For the first time in about 600 years, a pope has voluntarily stepped down. His final moment as leader of the church came at 8 p.m. local time (2 p.m. ET).
Good morning, I'm Renee Montagne with an economic indicator found under children's pillows.
The latest Tooth Fairy survey shows the average rate for lost teeth went up 15 percent last year. Illinois based provider Delta Dental says the gain is similar to the jump the S&P 500 saw last year. The average Tooth Fairy gift was just over $2.40. The real moneymaker is the first lost tooth, worth a full dollar more.
It's MORNING EDITION. Transcript provided by NPR, Copyright NPR.
It's MORNING EDITION from NPR News. Good morning, I'm Renee Montagne.
A hearing on Capitol Hill yesterday included tears, cheers and a recording of bursts of gunfire. It was all part of a new push by Democrats on the Senate Judiciary Committee to reinstate a ban on assault weapons, a ban that expired nearly a decade ago.
Companies rely on software to search for new employees, especially when there's a large number of job applicants. But those seeking employment say it puts them at a disadvantage when the software hones in on key terms that don't fit on their resumes.
With unemployment still high, hiring managers continue to be inundated by job applications. Some big companies are coping with the deluge by using talent management software that winnows pools of job applicants before a human lays eyes on their resumes.
Human resources teams say in today's economy, the systems, which have been around for decades, are crucial. But job hunters like Tim Woodfield often find the software overly aggressive.
Woodfield is an information technology expert, but, ironically, computers became his nemesis during his job search.
Yahoo touched off a debate about the effectiveness of telecommuting when it told employees last week that they may no longer work from home.
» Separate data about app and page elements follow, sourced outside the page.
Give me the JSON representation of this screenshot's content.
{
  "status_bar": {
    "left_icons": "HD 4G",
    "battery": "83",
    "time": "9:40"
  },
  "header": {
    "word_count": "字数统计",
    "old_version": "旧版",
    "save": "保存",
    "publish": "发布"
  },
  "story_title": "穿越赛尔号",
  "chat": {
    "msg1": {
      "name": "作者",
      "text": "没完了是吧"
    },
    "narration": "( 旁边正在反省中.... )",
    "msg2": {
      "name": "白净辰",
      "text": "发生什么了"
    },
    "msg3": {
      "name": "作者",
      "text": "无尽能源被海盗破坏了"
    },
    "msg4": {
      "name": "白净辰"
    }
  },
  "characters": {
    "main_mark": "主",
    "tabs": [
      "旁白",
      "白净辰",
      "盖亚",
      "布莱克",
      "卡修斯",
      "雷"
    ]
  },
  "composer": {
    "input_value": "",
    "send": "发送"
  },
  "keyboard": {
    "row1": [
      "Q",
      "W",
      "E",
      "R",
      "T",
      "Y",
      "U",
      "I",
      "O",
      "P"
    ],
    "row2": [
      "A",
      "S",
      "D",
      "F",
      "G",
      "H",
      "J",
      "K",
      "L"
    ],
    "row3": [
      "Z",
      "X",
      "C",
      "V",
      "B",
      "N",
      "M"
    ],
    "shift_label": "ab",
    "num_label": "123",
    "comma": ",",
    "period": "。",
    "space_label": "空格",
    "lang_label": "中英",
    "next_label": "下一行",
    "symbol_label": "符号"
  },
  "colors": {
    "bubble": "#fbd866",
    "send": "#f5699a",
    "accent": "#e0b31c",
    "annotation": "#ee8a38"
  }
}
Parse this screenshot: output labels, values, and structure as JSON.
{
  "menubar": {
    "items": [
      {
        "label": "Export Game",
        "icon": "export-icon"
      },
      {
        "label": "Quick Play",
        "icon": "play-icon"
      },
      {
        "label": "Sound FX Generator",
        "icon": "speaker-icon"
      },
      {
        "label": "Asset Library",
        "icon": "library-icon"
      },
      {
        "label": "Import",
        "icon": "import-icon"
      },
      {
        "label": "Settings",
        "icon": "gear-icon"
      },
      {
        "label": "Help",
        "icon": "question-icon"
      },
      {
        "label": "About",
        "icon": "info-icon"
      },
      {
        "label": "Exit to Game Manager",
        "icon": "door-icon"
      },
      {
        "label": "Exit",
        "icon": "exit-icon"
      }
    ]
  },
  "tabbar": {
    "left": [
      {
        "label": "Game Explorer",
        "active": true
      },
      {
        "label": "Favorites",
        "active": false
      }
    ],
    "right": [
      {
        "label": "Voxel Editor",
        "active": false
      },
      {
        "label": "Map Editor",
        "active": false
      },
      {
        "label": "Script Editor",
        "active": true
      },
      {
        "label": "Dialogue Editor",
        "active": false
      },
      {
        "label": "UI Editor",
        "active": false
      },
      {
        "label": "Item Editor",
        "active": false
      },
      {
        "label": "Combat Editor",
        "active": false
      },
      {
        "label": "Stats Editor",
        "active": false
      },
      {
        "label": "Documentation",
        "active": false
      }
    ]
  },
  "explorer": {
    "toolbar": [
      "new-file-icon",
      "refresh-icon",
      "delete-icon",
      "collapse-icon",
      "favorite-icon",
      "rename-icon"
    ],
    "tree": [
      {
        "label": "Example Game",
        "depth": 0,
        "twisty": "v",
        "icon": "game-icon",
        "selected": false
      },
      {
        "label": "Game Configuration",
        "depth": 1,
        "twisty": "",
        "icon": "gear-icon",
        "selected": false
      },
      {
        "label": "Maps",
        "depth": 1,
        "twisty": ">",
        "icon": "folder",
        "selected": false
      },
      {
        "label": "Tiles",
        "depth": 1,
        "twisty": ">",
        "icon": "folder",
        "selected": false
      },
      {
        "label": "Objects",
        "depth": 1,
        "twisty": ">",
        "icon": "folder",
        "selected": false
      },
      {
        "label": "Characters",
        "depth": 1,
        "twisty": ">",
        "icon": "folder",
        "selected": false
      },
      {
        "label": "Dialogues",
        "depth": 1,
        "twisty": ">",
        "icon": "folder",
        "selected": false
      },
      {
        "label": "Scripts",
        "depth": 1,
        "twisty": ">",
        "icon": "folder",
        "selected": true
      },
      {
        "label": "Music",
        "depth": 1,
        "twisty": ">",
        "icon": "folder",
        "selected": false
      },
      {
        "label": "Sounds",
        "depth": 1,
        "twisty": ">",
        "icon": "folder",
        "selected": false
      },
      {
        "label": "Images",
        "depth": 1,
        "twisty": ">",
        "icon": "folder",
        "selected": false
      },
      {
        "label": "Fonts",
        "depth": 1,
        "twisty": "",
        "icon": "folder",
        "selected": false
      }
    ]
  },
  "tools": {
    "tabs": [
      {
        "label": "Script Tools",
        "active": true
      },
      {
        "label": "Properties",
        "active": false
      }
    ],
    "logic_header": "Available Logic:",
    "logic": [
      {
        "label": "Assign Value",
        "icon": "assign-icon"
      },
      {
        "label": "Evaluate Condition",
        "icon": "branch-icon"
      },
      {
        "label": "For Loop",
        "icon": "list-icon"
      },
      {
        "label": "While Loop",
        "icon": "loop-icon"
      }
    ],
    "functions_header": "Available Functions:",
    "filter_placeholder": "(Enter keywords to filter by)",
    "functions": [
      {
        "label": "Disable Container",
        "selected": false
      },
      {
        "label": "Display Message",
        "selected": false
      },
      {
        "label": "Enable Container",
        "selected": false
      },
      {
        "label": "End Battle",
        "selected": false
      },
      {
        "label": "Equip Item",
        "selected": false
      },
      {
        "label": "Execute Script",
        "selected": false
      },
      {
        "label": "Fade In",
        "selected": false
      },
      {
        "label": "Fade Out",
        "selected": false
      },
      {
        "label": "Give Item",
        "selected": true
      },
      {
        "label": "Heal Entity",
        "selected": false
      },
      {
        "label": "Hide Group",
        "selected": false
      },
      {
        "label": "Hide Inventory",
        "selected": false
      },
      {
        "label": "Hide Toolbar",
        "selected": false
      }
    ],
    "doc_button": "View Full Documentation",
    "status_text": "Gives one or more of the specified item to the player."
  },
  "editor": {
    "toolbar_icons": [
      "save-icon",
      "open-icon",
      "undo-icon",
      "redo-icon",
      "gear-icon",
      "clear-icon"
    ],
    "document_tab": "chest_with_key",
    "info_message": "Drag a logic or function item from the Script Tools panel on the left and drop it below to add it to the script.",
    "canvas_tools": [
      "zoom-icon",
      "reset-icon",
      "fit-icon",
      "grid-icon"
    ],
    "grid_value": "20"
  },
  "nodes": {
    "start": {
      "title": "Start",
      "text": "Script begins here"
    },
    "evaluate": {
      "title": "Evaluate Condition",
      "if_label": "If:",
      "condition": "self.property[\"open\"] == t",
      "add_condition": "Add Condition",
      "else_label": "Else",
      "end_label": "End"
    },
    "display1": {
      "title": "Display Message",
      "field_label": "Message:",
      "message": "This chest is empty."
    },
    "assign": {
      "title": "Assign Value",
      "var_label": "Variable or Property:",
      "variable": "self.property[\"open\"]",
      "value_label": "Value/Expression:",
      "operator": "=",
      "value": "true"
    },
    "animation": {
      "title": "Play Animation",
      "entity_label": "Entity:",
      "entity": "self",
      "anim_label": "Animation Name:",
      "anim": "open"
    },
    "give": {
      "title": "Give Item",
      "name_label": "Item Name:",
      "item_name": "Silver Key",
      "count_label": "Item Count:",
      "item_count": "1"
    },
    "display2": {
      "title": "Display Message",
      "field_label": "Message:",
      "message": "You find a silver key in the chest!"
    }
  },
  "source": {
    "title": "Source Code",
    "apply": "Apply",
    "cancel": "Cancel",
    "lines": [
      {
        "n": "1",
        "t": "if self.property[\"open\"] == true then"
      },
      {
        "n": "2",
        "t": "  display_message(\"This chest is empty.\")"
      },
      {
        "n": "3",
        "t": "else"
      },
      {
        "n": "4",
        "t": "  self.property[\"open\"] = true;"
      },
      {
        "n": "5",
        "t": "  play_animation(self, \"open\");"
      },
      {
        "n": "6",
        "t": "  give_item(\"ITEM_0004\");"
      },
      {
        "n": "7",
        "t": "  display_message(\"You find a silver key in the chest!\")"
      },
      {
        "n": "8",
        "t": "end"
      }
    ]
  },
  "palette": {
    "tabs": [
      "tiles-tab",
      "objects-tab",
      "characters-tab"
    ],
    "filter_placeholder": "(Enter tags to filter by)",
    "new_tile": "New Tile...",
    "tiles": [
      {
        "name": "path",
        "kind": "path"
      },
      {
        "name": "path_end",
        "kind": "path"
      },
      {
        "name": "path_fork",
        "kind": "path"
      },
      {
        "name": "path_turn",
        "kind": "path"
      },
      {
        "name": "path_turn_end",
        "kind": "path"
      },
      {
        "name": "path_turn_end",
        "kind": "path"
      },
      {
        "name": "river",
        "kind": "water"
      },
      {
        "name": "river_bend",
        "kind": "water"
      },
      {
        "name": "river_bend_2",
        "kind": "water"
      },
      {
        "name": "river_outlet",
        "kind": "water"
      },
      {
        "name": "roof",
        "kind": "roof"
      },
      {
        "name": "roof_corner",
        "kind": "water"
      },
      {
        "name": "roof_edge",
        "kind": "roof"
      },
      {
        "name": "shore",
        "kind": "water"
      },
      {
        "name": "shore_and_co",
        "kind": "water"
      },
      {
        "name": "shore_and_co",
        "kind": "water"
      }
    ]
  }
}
The policy change was made, according to the company's internal email, to enhance workplace collaboration.
Yahoo CEO Marissa Mayer, who happens to be a new mother, drew fierce criticism from those who say she should embrace, rather than reject, flexible work arrangements.
What exactly is lost and what's gained when people work from home?